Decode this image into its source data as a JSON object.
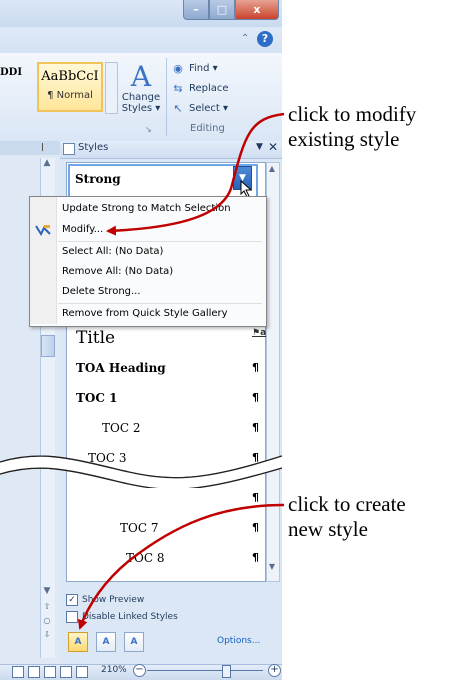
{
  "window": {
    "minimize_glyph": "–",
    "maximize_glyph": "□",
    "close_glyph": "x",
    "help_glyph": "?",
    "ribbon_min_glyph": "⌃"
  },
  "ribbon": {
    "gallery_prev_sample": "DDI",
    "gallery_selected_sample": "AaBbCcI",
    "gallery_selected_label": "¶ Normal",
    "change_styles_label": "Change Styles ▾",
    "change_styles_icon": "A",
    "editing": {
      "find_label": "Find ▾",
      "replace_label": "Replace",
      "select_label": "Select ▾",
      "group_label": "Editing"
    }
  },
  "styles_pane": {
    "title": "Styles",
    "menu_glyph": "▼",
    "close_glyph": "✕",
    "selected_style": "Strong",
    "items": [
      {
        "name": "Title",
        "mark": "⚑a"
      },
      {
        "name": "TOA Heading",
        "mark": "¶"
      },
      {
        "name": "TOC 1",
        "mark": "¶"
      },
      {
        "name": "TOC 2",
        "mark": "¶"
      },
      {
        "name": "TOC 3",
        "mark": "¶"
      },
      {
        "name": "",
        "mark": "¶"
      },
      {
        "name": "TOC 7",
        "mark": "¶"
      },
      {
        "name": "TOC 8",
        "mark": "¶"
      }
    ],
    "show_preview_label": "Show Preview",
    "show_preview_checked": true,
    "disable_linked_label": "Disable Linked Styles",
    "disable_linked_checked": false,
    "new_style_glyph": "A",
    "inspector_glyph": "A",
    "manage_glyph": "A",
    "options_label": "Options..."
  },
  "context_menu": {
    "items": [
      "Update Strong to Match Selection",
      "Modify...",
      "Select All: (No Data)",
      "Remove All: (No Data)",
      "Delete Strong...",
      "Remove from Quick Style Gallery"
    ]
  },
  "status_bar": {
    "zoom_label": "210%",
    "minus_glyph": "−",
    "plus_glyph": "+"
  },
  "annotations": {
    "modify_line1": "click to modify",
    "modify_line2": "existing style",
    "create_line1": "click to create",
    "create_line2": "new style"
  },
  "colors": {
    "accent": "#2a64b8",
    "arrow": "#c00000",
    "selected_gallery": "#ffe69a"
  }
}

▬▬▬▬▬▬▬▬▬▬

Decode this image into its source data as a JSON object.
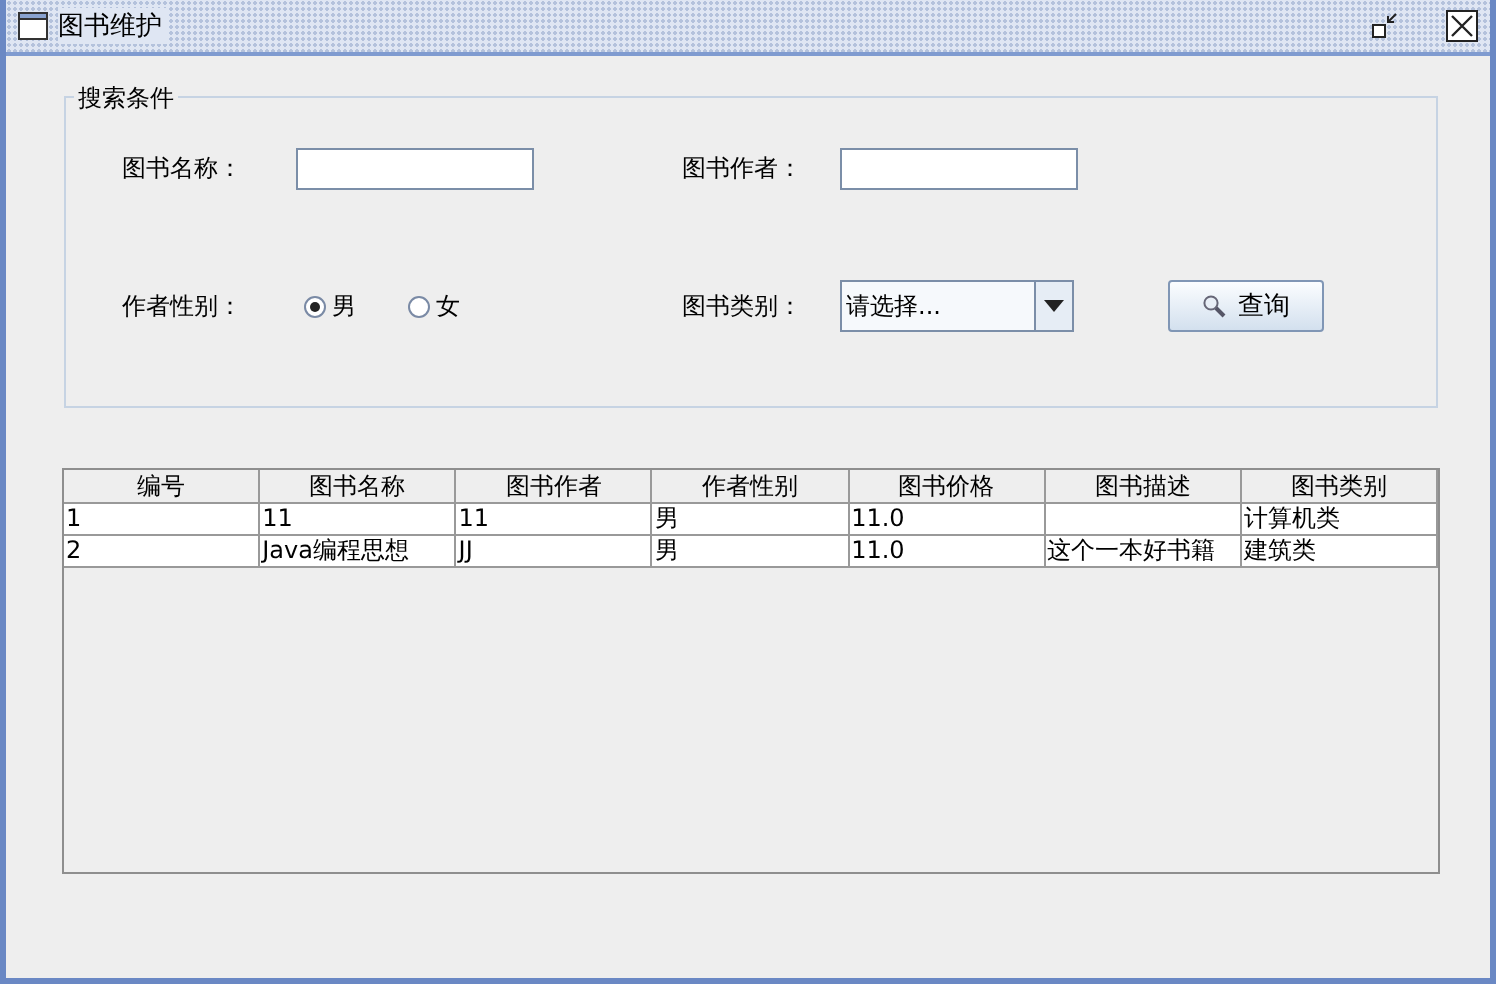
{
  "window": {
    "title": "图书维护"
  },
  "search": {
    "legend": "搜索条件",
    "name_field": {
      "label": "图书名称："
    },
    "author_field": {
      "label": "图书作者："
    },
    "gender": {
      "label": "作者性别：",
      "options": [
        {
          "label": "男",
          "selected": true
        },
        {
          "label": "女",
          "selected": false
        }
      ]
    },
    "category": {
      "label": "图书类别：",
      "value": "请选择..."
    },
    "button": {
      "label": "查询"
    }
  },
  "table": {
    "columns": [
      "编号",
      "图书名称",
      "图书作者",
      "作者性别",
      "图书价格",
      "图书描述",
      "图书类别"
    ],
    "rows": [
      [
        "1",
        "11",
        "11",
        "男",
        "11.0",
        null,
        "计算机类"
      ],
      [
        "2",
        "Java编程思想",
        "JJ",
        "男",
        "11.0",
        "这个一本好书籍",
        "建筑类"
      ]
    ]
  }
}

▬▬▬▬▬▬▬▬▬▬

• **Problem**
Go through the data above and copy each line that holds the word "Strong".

• **Answer area**
    "selected_style": "Strong",
      "Update Strong to Match Selection",
      "Delete Strong...",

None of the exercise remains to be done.